A replica of a heroic sculpture of Trajan. The original is in the Archeological Museum in Seville.
The splendid mosaics of the Casa del Planetario (House of the Planetarium) depicting the gods of the seven days of the week.
The impressive amphitheatre, the third largest in the Roman Empire.
Jerez de la Frontera is renowned for its fortified wine, known as sherry. The Moors originally called the town Scheris from which the words Xeres (evolving later to Jerez) and sherry were derived. De la Frontera (of the Frontier) is a suffix added to the name of a large number of towns throughout the province of Cádiz. It dates back to the time when the region was the frontier of the Christian territory.
A square in the historic center of Jerez.
We arrived a few days prior to the feast of La Virgen del Valle (The Virgin of the Valley), the patron saint of Jerez. We witnessed a large procession through the city center that was transporting the patron saint to the cathedral for her coronation on November 1st.
One of the many glasses of sherry consumed (mostly) by my husband.
On our way out of the city of Jerez we drove by a cemetery a couple of days before All Souls' Day. The Catholic cemetery was abuzz with activity, with relatives of the deceased cleaning the graves and placing large bouquets of flowers.

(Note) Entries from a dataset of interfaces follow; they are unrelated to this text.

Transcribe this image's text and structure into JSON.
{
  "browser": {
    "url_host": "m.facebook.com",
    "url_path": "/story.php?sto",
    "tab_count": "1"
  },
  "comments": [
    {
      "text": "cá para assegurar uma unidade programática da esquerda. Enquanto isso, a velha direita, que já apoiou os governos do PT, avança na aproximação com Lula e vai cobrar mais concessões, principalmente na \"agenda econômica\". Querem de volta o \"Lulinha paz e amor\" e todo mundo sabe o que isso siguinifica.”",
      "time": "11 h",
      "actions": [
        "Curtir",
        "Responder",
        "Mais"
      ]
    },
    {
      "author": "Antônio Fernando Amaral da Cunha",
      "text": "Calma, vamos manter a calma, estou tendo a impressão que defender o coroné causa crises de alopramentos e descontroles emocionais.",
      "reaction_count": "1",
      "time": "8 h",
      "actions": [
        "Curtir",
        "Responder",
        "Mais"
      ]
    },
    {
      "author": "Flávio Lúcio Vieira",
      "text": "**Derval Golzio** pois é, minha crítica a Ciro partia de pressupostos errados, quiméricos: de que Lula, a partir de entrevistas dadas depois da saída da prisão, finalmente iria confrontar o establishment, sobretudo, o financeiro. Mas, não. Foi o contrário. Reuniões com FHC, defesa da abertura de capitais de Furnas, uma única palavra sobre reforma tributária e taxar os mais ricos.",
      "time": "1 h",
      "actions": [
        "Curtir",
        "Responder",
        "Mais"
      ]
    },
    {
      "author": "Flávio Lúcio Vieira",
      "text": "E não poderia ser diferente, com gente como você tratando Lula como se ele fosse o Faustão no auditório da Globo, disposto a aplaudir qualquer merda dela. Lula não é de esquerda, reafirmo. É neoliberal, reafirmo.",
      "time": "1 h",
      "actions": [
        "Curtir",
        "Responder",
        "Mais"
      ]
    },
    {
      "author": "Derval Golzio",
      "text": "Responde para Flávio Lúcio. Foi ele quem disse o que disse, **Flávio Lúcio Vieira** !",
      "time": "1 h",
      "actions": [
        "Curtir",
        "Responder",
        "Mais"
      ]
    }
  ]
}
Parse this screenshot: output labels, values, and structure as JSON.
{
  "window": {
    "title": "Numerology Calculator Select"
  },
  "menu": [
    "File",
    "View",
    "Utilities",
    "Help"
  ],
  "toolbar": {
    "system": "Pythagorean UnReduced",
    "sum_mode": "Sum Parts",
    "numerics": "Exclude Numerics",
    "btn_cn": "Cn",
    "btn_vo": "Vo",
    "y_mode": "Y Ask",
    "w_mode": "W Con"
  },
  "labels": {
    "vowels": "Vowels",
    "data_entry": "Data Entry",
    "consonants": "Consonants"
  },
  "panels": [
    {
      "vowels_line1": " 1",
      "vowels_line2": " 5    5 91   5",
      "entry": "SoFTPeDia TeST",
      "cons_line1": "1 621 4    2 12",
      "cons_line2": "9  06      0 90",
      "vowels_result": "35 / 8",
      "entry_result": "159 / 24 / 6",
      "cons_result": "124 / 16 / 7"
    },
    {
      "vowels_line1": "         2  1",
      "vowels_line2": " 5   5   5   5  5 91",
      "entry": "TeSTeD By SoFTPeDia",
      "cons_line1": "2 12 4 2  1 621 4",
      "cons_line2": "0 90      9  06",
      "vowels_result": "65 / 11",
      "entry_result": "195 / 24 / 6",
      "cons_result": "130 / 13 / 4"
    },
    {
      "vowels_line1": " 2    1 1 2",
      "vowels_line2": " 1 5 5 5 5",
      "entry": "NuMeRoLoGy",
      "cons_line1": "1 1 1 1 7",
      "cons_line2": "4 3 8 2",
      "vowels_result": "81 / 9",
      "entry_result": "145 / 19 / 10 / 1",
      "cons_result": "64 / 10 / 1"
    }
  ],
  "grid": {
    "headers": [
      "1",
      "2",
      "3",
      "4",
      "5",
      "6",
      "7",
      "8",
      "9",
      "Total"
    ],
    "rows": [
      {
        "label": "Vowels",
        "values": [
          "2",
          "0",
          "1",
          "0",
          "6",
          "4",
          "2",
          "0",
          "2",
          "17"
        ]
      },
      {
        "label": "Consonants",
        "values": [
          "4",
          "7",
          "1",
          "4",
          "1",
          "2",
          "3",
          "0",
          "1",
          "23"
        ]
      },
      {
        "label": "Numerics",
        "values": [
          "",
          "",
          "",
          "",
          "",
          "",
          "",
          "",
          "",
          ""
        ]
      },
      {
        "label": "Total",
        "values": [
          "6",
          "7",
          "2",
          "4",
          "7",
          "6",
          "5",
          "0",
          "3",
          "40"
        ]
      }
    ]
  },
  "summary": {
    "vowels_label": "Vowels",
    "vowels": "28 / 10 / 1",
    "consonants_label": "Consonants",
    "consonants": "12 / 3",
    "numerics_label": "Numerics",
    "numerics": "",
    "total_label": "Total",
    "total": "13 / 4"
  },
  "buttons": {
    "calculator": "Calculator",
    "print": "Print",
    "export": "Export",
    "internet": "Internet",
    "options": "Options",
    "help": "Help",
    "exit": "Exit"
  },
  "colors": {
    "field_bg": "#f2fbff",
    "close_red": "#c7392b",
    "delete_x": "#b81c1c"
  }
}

We visited the cemetery but did not take any photos because I always feel uncomfortable using my camera in holy places. Cemeteries are called cementerios in Spanish, and also "campo santo" (holy field). Upon exiting we noticed the entrance to the Muslim Cemetery. The gate was locked and we asked permission to enter. We were escorted to a small area were we saw no more than 20 plots. There were a few small modest headstones but most had no plaques or any marker indicating who was buried there. By the size of the plots we surmised that they were children's tombs.
The beautiful gardens of an 800 year old palace in the town of Sanlúcar de Barrameda.
The salinas (salt evaporation ponds) in Sanlúcar. They almost look like snow hills from the distance but they are mounds of salt.
A spectacular sunset in the town of El Puerto de Santa María.